- _WHAT YOU HAVE TO DO_: Give the number of lines in the material below that hold "name", and nothing besides.

· · ·

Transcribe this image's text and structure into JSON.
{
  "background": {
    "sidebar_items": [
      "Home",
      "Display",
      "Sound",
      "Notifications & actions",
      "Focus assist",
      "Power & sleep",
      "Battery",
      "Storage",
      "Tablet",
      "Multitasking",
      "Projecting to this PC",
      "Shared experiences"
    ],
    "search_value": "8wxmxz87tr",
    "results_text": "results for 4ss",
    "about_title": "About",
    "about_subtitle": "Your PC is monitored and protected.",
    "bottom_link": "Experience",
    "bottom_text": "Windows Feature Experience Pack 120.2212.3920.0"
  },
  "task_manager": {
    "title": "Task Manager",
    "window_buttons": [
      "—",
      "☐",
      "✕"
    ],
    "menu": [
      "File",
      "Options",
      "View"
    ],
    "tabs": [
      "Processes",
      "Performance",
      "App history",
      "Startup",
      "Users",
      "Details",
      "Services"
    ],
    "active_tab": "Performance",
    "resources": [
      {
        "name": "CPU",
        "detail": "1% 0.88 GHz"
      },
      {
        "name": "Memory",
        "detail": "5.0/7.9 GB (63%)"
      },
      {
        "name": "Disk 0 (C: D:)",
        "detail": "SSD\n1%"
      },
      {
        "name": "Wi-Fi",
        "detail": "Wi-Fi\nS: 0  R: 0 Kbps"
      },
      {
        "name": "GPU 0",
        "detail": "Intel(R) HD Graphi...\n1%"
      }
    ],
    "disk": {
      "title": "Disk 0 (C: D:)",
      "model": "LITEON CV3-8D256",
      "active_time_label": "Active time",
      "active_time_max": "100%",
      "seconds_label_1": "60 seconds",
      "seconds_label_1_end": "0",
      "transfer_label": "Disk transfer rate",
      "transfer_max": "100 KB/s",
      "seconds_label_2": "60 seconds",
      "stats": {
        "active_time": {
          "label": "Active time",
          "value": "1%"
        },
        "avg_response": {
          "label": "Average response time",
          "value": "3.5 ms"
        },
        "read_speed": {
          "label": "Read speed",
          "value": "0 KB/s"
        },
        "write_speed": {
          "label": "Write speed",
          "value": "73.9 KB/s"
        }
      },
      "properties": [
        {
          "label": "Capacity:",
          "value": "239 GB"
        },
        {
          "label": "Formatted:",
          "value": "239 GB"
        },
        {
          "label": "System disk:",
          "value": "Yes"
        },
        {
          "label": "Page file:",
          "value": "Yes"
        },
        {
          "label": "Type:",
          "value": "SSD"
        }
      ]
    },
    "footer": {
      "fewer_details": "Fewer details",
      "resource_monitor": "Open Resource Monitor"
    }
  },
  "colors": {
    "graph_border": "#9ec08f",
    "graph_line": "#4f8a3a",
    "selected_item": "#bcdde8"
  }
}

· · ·

- _YOUR RESPONSE_: 5